Two days later, a Monday morning email announced the re-opening of a small cafe on the Atlantic shoreline not far from our home. I’d missed this charming, homey spot; and wanting to support it again from the get-go, I drove there for an afternoon cup of tea to celebrate with them. Sitting at one of the three occupied tables in this one-room house-cafe, it was difficult not to catch the thread of other conversations. My antennae picked up phrases from the three women and a gentleman across the room i.e. keep trusting God to help you, don’t give up hope that He is with you in difficult times.’
I said to myself, “God, I am wondering if this is a bit weird … or is there something cool happening here?”
Attentive to reading my book and enjoying tea, the foursome stopped at my table on their departure, asking if I was enjoying what I was reading.
“It’s a great book”, I responded, ” A Trip Around the Sun by Mark Batterson and Richard Foth, two pastors who mentor and challenge each other to turn everyday life into the adventures of a lifetime. “On another note,” I said, “I wasn’t meaning to eavesdrop, but I couldn’t help but hear your conversation about God helping us, to keep trusting Him through our difficulties. That especially resonated with me as I’ve been suffering with physical pain for a few months.”

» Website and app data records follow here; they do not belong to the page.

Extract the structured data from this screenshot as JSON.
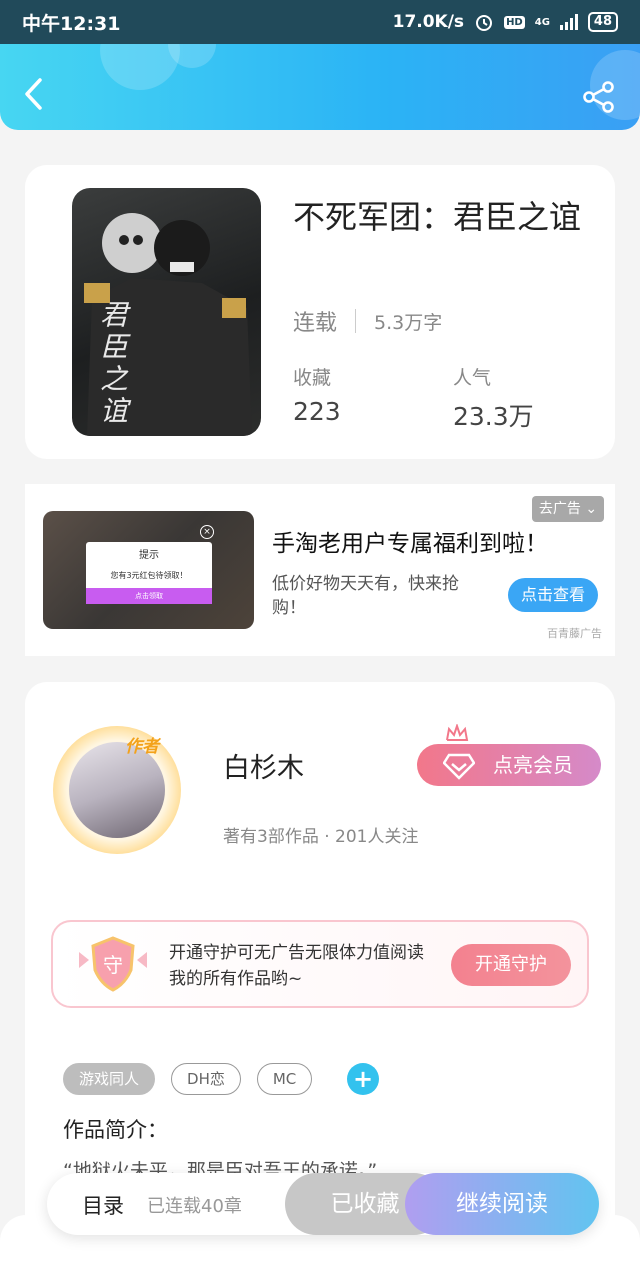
{
  "status_bar": {
    "time": "中午12:31",
    "speed": "17.0K/s",
    "hd": "HD",
    "network": "4G",
    "battery": "48"
  },
  "header": {
    "back_icon": "chevron-left-icon",
    "share_icon": "share-icon",
    "gradient": [
      "#47d6f2",
      "#3a9ff4"
    ]
  },
  "book": {
    "title": "不死军团：君臣之谊",
    "cover_text": "君臣之谊",
    "status": "连载",
    "word_count": "5.3万字",
    "favorites_label": "收藏",
    "favorites_value": "223",
    "popularity_label": "人气",
    "popularity_value": "23.3万"
  },
  "ad": {
    "title": "手淘老用户专属福利到啦！",
    "description": "低价好物天天有，快来抢购！",
    "button": "点击查看",
    "remove_tag": "去广告",
    "source": "百青藤广告",
    "popup_title": "提示",
    "popup_message": "您有3元红包待领取！",
    "popup_button": "点击领取"
  },
  "author": {
    "badge": "作者",
    "name": "白杉木",
    "meta": "著有3部作品 · 201人关注",
    "vip_button": "点亮会员",
    "guard_icon_char": "守",
    "guard_text": "开通守护可无广告无限体力值阅读我的所有作品哟~",
    "guard_button": "开通守护"
  },
  "tags": [
    "游戏同人",
    "DH恋",
    "MC"
  ],
  "intro": {
    "title": "作品简介：",
    "text": "“地狱火未平，那是臣对吾王的承诺。”"
  },
  "bottom_bar": {
    "toc_label": "目录",
    "toc_sub": "已连载40章",
    "favorite_button": "已收藏",
    "read_button": "继续阅读"
  }
}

As vulnerable as this sounds here on the page, it didn’t feel odd at all though I’d never seen these people before.
The gentleman bent down his large frame and looked at me, “I’m Nick, would you like me to pray for you?” Now I thought for sure, this is not weird but something cool.
This could have been really uncomfortable – people lean over and chat eye-to-eye all the time but typically not with strangers – but this felt right. With no hesitation on my part, ” thanks, Nick, that would be great. I’m Karen, and I believe in prayer.”
He confirmed, “you’re okay with me praying for you?” before gently placing a hand on my arm and quietly asking God to help me in my need for healing. It was short – I don’t remember the words, but I won’t forget the spirit and impact of this brief meeting.
Nick and his wife gave me encouraging smiles and left the cafe.
Tea-time was over. Before leaving, the other two women introduced themselves; Jean Ann lives in the area and I’ve since discovered she radiates Life to whomever she meets.
Later that same week – after months of trying a myriad of modalities – I discovered a physiotherapist whose expertise and exercise recommendations proved to be physical game-changers for me.
I wonder about it all; the months of suffering and searching, the see-saw of surrendering and despairing. The strength restored and spirit renewed.
And particularly, the timing. My physical turnaround made it possible to travel to Alberta to visit family and attend a brother’s memorial service. And to later join friends for a physical-activity-filled week to Newfoundland (catch that story next – almost ready to post) ): a wish I’ve had since we moved to the Maritimes.
I live with the mystery, the wonder of all this: with gratitude to God and the people who ministered help and hope. Aware that the flow of life is uncertain: each day is a gift.
With love for hope and courage – for wherever you are in the ebb of life.